No Homestay

No more ‘homestay’ shall be permitted for tourists in the beautiful hilly Nilgiris district of Tamil Nadu, orders the Madras High Court on Wednesday last. Reasoning: “arbitrary sanctions or permission can’t be granted” as there appears to be ‘pure adhocism’ without an ‘environmental impact assessment study or a cap put in’. The bench felt it was becoming increasingly ‘fashionable’ for residents here to retreat into a corner of the property on weekends to open homestays for urban visitors to enjoy the beauties of nature. But not anymore, till a plan is put in place following studies and ‘a viable scientific report being obtained.’ The district authorities must conduct inspections to ensure the homestay arrangements don’t continue without permission in the ecologically sensitive region of the Nilgiris. A dampener for some, but for nature lovers, a welcome move.

 

Support Ethical Journalism. Support The Dispatch
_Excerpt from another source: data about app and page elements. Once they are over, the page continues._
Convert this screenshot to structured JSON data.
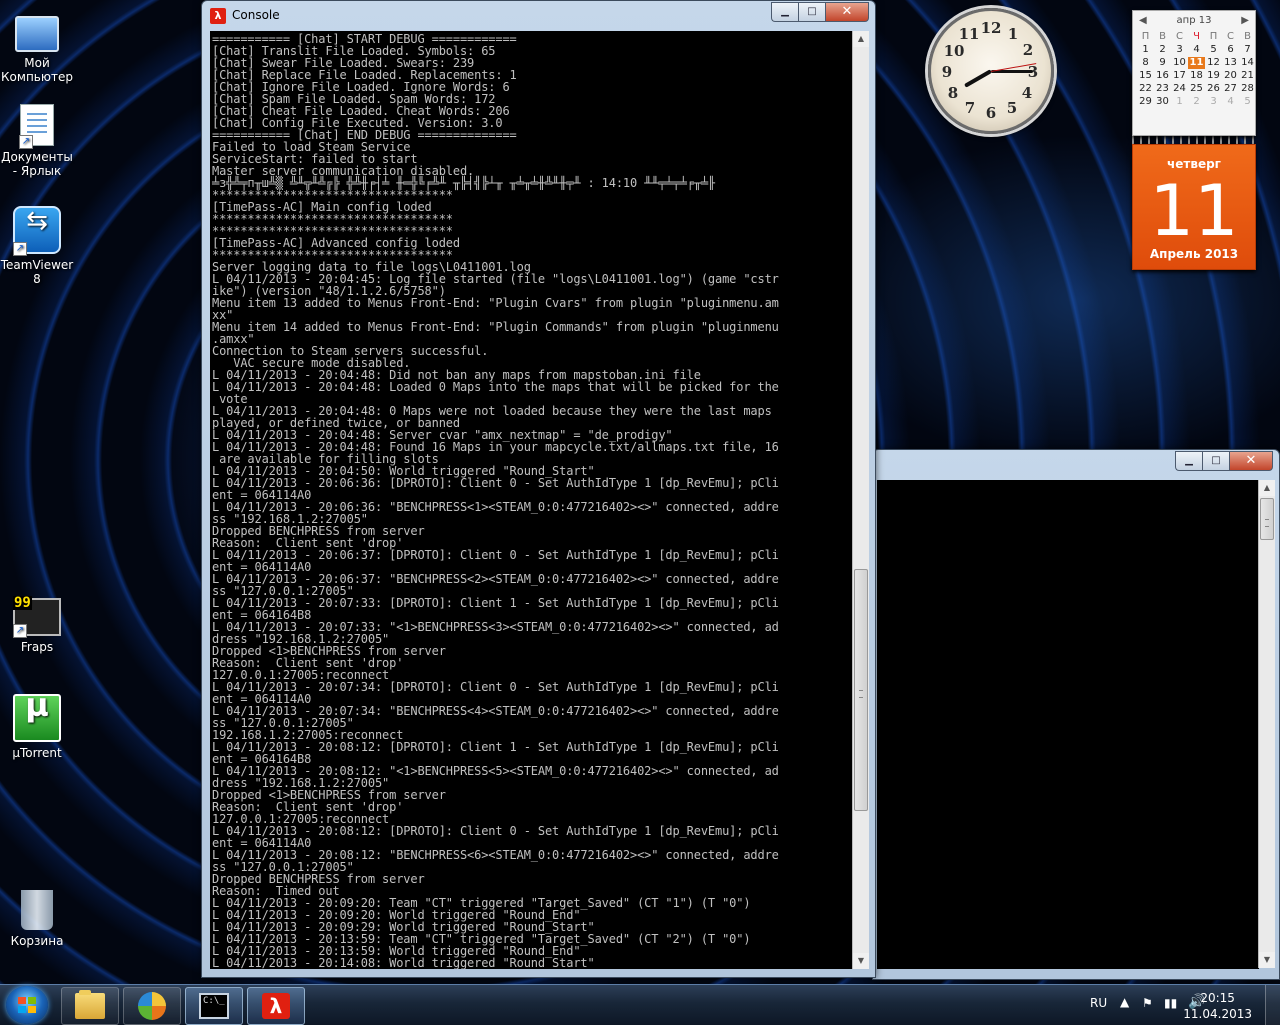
{
  "desktop": {
    "icons": [
      {
        "label": "Мой Компьютер",
        "icon": "computer-icon"
      },
      {
        "label": "Документы - Ярлык",
        "icon": "documents-shortcut-icon"
      },
      {
        "label": "TeamViewer 8",
        "icon": "teamviewer-icon"
      },
      {
        "label": "Fraps",
        "icon": "fraps-icon",
        "badge": "99"
      },
      {
        "label": "µTorrent",
        "icon": "utorrent-icon"
      },
      {
        "label": "Корзина",
        "icon": "recycle-bin-icon"
      }
    ]
  },
  "console_window": {
    "title": "Console",
    "lines": [
      "=========== [Chat] START DEBUG ============",
      "[Chat] Translit File Loaded. Symbols: 65",
      "[Chat] Swear File Loaded. Swears: 239",
      "[Chat] Replace File Loaded. Replacements: 1",
      "[Chat] Ignore File Loaded. Ignore Words: 6",
      "[Chat] Spam File Loaded. Spam Words: 172",
      "[Chat] Cheat File Loaded. Cheat Words: 206",
      "[Chat] Config File Executed. Version: 3.0",
      "=========== [Chat] END DEBUG ==============",
      "Failed to load Steam Service",
      "ServiceStart: failed to start",
      "Master server communication disabled.",
      "╧з╬╩╤п╥ш╩▒ ╩╨╦╨╩╔╠ ╬╩╫╒┤╧ ╫═╬╚╒╩╨ ╥╠╡╣╠┴╥ ╥╧╥╧╫╩╨╫╤╨ : 14:10 ╨╨╤╧╤╧╒╥╧╟",
      "**********************************",
      "[TimePass-AC] Main config loded",
      "**********************************",
      "**********************************",
      "[TimePass-AC] Advanced config loded",
      "**********************************",
      "Server logging data to file logs\\L0411001.log",
      "L 04/11/2013 - 20:04:45: Log file started (file \"logs\\L0411001.log\") (game \"cstr",
      "ike\") (version \"48/1.1.2.6/5758\")",
      "Menu item 13 added to Menus Front-End: \"Plugin Cvars\" from plugin \"pluginmenu.am",
      "xx\"",
      "Menu item 14 added to Menus Front-End: \"Plugin Commands\" from plugin \"pluginmenu",
      ".amxx\"",
      "Connection to Steam servers successful.",
      "   VAC secure mode disabled.",
      "L 04/11/2013 - 20:04:48: Did not ban any maps from mapstoban.ini file",
      "L 04/11/2013 - 20:04:48: Loaded 0 Maps into the maps that will be picked for the",
      " vote",
      "L 04/11/2013 - 20:04:48: 0 Maps were not loaded because they were the last maps",
      "played, or defined twice, or banned",
      "L 04/11/2013 - 20:04:48: Server cvar \"amx_nextmap\" = \"de_prodigy\"",
      "L 04/11/2013 - 20:04:48: Found 16 Maps in your mapcycle.txt/allmaps.txt file, 16",
      " are available for filling slots",
      "L 04/11/2013 - 20:04:50: World triggered \"Round_Start\"",
      "L 04/11/2013 - 20:06:36: [DPROTO]: Client 0 - Set AuthIdType 1 [dp_RevEmu]; pCli",
      "ent = 064114A0",
      "L 04/11/2013 - 20:06:36: \"BENCHPRESS<1><STEAM_0:0:477216402><>\" connected, addre",
      "ss \"192.168.1.2:27005\"",
      "Dropped BENCHPRESS from server",
      "Reason:  Client sent 'drop'",
      "L 04/11/2013 - 20:06:37: [DPROTO]: Client 0 - Set AuthIdType 1 [dp_RevEmu]; pCli",
      "ent = 064114A0",
      "L 04/11/2013 - 20:06:37: \"BENCHPRESS<2><STEAM_0:0:477216402><>\" connected, addre",
      "ss \"127.0.0.1:27005\"",
      "L 04/11/2013 - 20:07:33: [DPROTO]: Client 1 - Set AuthIdType 1 [dp_RevEmu]; pCli",
      "ent = 064164B8",
      "L 04/11/2013 - 20:07:33: \"<1>BENCHPRESS<3><STEAM_0:0:477216402><>\" connected, ad",
      "dress \"192.168.1.2:27005\"",
      "Dropped <1>BENCHPRESS from server",
      "Reason:  Client sent 'drop'",
      "127.0.0.1:27005:reconnect",
      "L 04/11/2013 - 20:07:34: [DPROTO]: Client 0 - Set AuthIdType 1 [dp_RevEmu]; pCli",
      "ent = 064114A0",
      "L 04/11/2013 - 20:07:34: \"BENCHPRESS<4><STEAM_0:0:477216402><>\" connected, addre",
      "ss \"127.0.0.1:27005\"",
      "192.168.1.2:27005:reconnect",
      "L 04/11/2013 - 20:08:12: [DPROTO]: Client 1 - Set AuthIdType 1 [dp_RevEmu]; pCli",
      "ent = 064164B8",
      "L 04/11/2013 - 20:08:12: \"<1>BENCHPRESS<5><STEAM_0:0:477216402><>\" connected, ad",
      "dress \"192.168.1.2:27005\"",
      "Dropped <1>BENCHPRESS from server",
      "Reason:  Client sent 'drop'",
      "127.0.0.1:27005:reconnect",
      "L 04/11/2013 - 20:08:12: [DPROTO]: Client 0 - Set AuthIdType 1 [dp_RevEmu]; pCli",
      "ent = 064114A0",
      "L 04/11/2013 - 20:08:12: \"BENCHPRESS<6><STEAM_0:0:477216402><>\" connected, addre",
      "ss \"127.0.0.1:27005\"",
      "Dropped BENCHPRESS from server",
      "Reason:  Timed out",
      "L 04/11/2013 - 20:09:20: Team \"CT\" triggered \"Target_Saved\" (CT \"1\") (T \"0\")",
      "L 04/11/2013 - 20:09:20: World triggered \"Round_End\"",
      "L 04/11/2013 - 20:09:29: World triggered \"Round_Start\"",
      "L 04/11/2013 - 20:13:59: Team \"CT\" triggered \"Target_Saved\" (CT \"2\") (T \"0\")",
      "L 04/11/2013 - 20:13:59: World triggered \"Round_End\"",
      "L 04/11/2013 - 20:14:08: World triggered \"Round_Start\""
    ]
  },
  "clock_gadget": {
    "numbers": [
      "12",
      "1",
      "2",
      "3",
      "4",
      "5",
      "6",
      "7",
      "8",
      "9",
      "10",
      "11"
    ]
  },
  "calendar_gadget": {
    "month_label": "апр 13",
    "weekdays": [
      "П",
      "В",
      "С",
      "Ч",
      "П",
      "С",
      "В"
    ],
    "weeks": [
      [
        "1",
        "2",
        "3",
        "4",
        "5",
        "6",
        "7"
      ],
      [
        "8",
        "9",
        "10",
        "11",
        "12",
        "13",
        "14"
      ],
      [
        "15",
        "16",
        "17",
        "18",
        "19",
        "20",
        "21"
      ],
      [
        "22",
        "23",
        "24",
        "25",
        "26",
        "27",
        "28"
      ],
      [
        "29",
        "30",
        "1",
        "2",
        "3",
        "4",
        "5"
      ]
    ],
    "weekday_name": "четверг",
    "day": "11",
    "month_year": "Апрель 2013"
  },
  "taskbar": {
    "language": "RU",
    "time": "20:15",
    "date": "11.04.2013"
  },
  "colors": {
    "console_text": "#c0c0c0",
    "calendar_orange": "#e8601a",
    "close_red": "#c2452b"
  }
}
The Dispatch is a sincere effort in ethical journalism. Truth, Accuracy, Independence, Fairness, Impartiality, Humanity and Accountability are key elements of our editorial policy. But we are still not able to generate great stories, because we don’t have adequate resources. As more and more media falls into corporate and political control, informed citizens across the world are funding independent journalism initiatives. Here is your chance to support your local media startup and help independent journalism survive. Click the link below to make a payment of your choice and be a stakeholder in public spirited journalism


 

The Dispatch is present across a number of social media platforms. Subscribe to our YouTube channel for exciting videos; join us on Facebook, Intagram and Twitter for quick updates and discussions. We are also available on the Telegram. Follow us on Pinterest for thousands of pictures and graphics. We care to respond to text messages on WhatsApp at 8082480136 [No calls accepted]. To contribute an article or pitch a story idea, write to us at [email protected] |Click to know more about The Dispatch, our standards and policies   

About the author

The Dispatch Staff

Add Comment

Click here to post a comment